The radius is one of the bones in the forearm and the radial head forms part of the elbow joint. A fracture of the radial head usually results from a fall on the outstretched hand. The injury may result from falls whilst playing sports, cycling or vehicular accidents. Radial head fractures are sometimes associated with elbow dislocations. 

Radial Head 2

How is a radial head fracture diagnosed?

Fractures of the radial head may be suspected from the mechanism of injury resulting in pain, deformity and bruising over the outer aspect of the elbow. The diagnosis is confirmed on X-rays of the elbow. In some instances a CT scan may be arranged to study the fracture in greater detail and help plan surgical treatment.

How is a radial head fracture treated?

Non-operative treatment

The initial treatment will consist of supporting the arm in a sling, the use of oral pain medication and advice on protection of the elbow. Whilst your arm is in a sling you will be advised to keep the fingers, wrist and shoulder moving to prevent stiffness. As the pain in the elbow settles, you will be encouraged to start gradually moving the elbow. If the fracture is minimally displaced and the movements of the elbow are not impeded, this treatment is continued until the fracture has healed.

Surgical treatment

In cases where the fracture is displaced or fragmented or if the fracture is associated with a dislocation of the elbow, the fracture may be treated with an operation. The exact nature of the operation will depend on the location and pattern of the fracture.

Operative fixation: This is the preferred method of treatment in selected displaced fractures of the radial head where rotational movements are impeded. It consists of realigning the fragments of bone to restore the shape of the bone and then fixing the fragments with metal devices such as screws with or without a plate; the metal devices hold the position of the fragments until the fracture has healed. The fracture will usually heal over a period of 3 to 6 months.

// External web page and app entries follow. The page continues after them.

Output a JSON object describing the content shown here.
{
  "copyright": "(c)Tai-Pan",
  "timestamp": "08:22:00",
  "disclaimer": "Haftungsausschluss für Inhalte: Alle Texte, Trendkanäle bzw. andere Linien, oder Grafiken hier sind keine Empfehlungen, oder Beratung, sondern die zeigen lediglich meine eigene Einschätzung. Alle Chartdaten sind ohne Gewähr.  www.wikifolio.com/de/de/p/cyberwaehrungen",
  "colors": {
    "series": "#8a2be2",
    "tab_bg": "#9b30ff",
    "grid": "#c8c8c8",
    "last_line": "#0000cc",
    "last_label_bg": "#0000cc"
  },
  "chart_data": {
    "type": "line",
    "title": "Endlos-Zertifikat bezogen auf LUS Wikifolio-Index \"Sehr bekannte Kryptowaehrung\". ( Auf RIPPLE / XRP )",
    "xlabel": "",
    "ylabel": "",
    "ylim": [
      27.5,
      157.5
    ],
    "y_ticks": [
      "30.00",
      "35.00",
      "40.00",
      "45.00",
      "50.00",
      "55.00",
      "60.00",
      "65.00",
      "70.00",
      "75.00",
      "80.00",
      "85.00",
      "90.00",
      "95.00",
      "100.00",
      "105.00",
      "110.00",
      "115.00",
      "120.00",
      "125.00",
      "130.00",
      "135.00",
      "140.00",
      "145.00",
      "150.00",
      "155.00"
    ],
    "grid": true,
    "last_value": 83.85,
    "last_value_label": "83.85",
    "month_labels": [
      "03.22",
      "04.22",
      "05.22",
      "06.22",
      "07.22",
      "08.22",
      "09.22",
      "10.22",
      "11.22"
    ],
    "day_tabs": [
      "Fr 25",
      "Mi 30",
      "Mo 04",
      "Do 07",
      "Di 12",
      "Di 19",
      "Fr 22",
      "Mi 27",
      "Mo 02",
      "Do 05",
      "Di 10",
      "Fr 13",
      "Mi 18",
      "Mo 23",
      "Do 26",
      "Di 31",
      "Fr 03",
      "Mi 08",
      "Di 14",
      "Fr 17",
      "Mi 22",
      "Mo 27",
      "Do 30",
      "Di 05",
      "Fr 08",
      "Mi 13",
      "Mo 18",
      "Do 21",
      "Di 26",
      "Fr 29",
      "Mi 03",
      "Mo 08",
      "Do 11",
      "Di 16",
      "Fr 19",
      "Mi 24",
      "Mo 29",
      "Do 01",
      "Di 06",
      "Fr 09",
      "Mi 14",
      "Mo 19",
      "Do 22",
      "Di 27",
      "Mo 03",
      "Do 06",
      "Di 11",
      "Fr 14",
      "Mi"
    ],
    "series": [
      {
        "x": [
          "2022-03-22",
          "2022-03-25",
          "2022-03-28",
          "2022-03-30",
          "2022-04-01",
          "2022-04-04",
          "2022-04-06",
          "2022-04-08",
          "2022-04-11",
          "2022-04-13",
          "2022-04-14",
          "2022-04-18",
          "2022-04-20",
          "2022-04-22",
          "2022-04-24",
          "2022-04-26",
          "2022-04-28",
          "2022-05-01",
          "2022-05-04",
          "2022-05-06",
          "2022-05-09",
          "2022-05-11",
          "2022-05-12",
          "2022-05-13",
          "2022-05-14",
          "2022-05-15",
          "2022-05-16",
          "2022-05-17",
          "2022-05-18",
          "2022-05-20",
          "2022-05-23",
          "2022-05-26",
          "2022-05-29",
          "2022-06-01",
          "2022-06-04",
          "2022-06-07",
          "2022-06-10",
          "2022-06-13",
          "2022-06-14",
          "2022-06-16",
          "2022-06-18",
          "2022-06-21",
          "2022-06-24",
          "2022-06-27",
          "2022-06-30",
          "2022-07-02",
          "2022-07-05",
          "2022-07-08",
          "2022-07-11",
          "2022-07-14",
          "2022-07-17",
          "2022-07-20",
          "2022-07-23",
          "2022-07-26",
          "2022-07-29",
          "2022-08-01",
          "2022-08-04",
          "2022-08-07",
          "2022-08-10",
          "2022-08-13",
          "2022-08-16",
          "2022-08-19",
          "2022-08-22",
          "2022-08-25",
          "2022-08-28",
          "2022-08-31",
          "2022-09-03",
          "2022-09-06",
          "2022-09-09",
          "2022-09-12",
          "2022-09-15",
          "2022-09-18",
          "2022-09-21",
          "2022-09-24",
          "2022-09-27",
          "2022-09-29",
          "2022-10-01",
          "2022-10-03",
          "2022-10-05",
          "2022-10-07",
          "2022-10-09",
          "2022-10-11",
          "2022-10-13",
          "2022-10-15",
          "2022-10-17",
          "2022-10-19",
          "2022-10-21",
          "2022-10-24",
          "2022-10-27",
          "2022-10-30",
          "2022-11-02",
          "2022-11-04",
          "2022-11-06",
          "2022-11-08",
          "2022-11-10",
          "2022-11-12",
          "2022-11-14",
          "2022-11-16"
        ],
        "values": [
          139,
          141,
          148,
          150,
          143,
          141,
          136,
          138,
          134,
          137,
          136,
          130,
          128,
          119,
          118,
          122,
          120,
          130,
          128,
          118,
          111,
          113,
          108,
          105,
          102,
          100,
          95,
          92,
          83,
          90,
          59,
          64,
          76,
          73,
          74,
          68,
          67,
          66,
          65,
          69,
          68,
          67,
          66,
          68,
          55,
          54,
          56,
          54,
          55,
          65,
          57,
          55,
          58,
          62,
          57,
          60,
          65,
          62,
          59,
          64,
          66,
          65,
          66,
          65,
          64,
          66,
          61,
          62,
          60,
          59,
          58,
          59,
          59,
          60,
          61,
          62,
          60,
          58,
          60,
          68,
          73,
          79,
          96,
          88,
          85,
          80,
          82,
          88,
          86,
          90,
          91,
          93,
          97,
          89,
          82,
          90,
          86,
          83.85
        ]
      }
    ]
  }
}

Radial head replacement: Fractures of the radial head that are severely fragmented may not be amenable to repair. These fractures may be treated with radial head replacement.

Radial head excision: Severely fragmented fractures of the radial head that are not associated with a ligament injury may be treated by surgical removal of the bone fragments. This treatment may be considered for individuals who place limited demands on the elbow.

How long does it take to recover from a radial head fracture?

Recovery will depend to some extent on the severity of the fracture, any associated ligament injuries and the type of treatment. Pain usually starts easing within a couple of weeks. You may start using the hand and elbow, as the arm gets comfortable. Office duties may be resumed within 2-3 weeks. Strenuous task should be avoided until the fracture has healed over a period of 3-6 months.

1. Displaced, multifragmentary fracture of the radial head
Rotation of the displaced, multifragmentary fracture